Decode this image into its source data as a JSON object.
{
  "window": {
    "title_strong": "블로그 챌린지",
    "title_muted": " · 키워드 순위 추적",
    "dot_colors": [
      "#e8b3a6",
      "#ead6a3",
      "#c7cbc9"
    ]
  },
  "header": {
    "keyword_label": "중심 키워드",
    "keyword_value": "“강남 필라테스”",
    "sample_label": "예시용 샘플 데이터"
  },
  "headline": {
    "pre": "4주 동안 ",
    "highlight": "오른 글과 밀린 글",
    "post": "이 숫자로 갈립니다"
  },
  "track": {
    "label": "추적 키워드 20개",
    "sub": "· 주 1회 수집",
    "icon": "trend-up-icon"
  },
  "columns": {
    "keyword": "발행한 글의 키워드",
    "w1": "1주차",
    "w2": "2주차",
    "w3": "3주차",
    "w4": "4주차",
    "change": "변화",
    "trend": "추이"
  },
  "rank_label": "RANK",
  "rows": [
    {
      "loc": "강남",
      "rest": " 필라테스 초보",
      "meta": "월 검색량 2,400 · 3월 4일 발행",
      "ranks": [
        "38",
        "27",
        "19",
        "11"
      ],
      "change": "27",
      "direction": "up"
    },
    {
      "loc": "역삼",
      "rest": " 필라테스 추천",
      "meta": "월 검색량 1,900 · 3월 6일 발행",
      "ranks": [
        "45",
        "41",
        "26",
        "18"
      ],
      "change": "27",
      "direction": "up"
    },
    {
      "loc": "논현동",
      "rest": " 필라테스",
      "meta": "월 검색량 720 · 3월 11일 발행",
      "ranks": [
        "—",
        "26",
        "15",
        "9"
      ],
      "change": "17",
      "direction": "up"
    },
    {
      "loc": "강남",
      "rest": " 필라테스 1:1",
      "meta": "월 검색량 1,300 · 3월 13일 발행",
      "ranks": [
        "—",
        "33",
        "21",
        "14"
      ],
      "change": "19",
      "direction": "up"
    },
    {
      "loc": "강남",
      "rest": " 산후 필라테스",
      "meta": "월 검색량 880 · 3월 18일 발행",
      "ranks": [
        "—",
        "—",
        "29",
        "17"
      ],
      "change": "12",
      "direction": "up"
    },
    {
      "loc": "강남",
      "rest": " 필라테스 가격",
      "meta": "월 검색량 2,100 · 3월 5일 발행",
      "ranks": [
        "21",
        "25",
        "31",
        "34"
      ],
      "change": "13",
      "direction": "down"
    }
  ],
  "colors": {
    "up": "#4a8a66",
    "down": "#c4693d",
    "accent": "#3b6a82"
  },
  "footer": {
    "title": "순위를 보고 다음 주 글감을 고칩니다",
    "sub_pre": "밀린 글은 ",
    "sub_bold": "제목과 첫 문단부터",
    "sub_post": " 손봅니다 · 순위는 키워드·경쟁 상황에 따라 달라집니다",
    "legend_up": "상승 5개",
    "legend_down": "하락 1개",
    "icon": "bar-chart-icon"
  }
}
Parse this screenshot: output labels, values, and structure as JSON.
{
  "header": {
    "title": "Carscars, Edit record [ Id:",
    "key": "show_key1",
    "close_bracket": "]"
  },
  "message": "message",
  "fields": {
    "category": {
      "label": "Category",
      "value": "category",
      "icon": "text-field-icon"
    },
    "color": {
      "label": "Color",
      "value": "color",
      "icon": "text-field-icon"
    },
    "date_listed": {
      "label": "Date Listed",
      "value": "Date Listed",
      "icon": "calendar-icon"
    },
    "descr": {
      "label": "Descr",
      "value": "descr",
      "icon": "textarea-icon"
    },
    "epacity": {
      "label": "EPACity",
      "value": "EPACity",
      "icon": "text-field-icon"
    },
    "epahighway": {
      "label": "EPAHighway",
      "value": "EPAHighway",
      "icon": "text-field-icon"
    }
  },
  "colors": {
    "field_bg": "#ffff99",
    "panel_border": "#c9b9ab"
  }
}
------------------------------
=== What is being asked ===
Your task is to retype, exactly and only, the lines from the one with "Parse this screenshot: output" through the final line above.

=== Task response ===
Parse this screenshot: output labels, values, and structure as JSON.
{
  "header": {
    "title": "Carscars, Edit record [ Id:",
    "key": "show_key1",
    "close_bracket": "]"
  },
  "message": "message",
  "fields": {
    "category": {
      "label": "Category",
      "value": "category",
      "icon": "text-field-icon"
    },
    "color": {
      "label": "Color",
      "value": "color",
      "icon": "text-field-icon"
    },
    "date_listed": {
      "label": "Date Listed",
      "value": "Date Listed",
      "icon": "calendar-icon"
    },
    "descr": {
      "label": "Descr",
      "value": "descr",
      "icon": "textarea-icon"
    },
    "epacity": {
      "label": "EPACity",
      "value": "EPACity",
      "icon": "text-field-icon"
    },
    "epahighway": {
      "label": "EPAHighway",
      "value": "EPAHighway",
      "icon": "text-field-icon"
    }
  },
  "colors": {
    "field_bg": "#ffff99",
    "panel_border": "#c9b9ab"
  }
}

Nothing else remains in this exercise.